**Material provided**
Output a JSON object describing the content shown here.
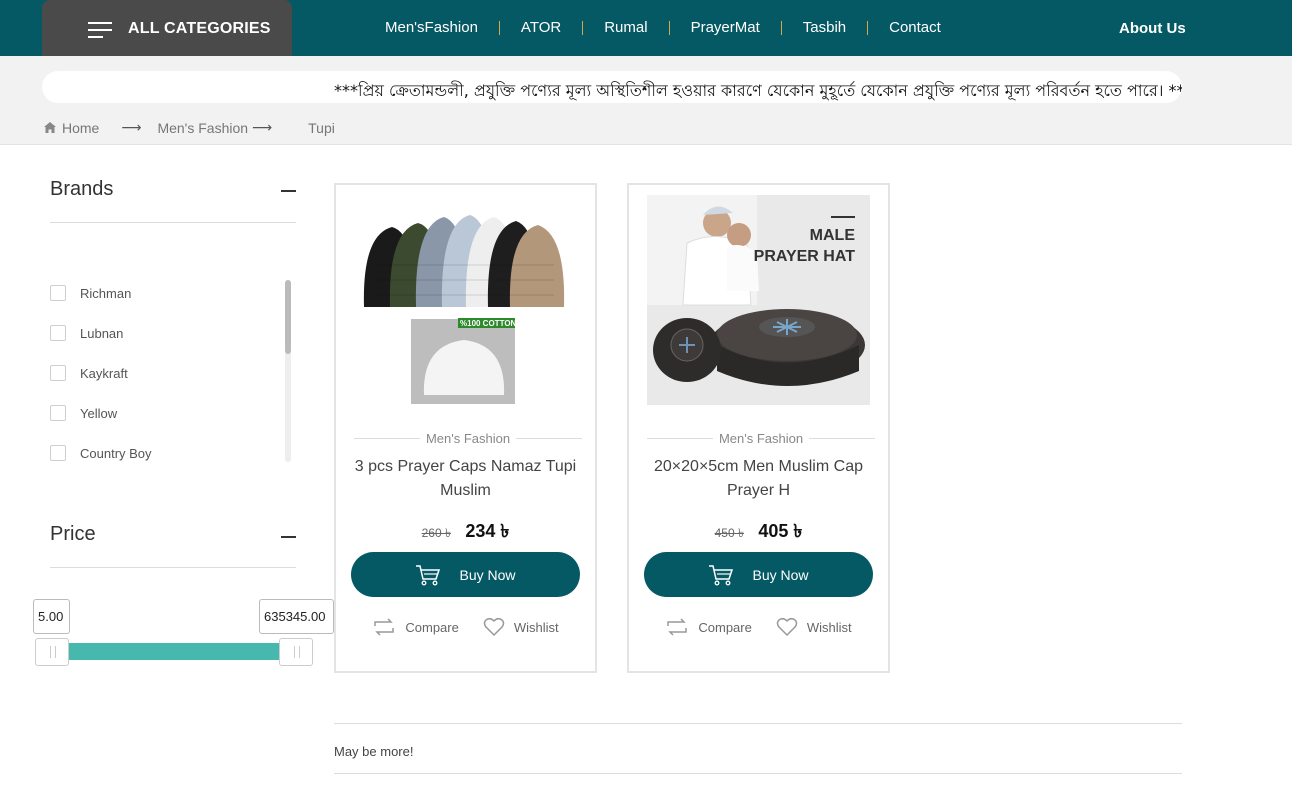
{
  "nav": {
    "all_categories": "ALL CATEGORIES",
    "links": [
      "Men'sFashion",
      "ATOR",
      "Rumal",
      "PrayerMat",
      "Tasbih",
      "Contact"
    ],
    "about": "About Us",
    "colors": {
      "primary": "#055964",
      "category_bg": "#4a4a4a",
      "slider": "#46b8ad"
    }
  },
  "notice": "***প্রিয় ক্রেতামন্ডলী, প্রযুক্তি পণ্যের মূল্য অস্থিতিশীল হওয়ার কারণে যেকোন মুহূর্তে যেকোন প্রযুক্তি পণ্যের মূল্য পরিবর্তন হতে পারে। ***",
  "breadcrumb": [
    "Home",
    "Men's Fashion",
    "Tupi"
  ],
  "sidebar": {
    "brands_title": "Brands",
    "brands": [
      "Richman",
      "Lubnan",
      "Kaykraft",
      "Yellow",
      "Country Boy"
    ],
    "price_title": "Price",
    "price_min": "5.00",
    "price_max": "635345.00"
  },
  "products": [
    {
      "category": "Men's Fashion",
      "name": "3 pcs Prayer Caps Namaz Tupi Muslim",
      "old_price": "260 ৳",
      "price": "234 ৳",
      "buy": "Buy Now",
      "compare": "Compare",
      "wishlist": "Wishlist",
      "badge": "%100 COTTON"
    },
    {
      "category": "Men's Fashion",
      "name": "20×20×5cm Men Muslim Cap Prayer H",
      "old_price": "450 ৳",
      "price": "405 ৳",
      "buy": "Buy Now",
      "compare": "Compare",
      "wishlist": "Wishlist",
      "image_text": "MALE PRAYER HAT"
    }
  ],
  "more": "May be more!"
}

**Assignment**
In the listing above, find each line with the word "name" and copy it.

**Worked solution**
      "name": "3 pcs Prayer Caps Namaz Tupi Muslim",
      "name": "20×20×5cm Men Muslim Cap Prayer H",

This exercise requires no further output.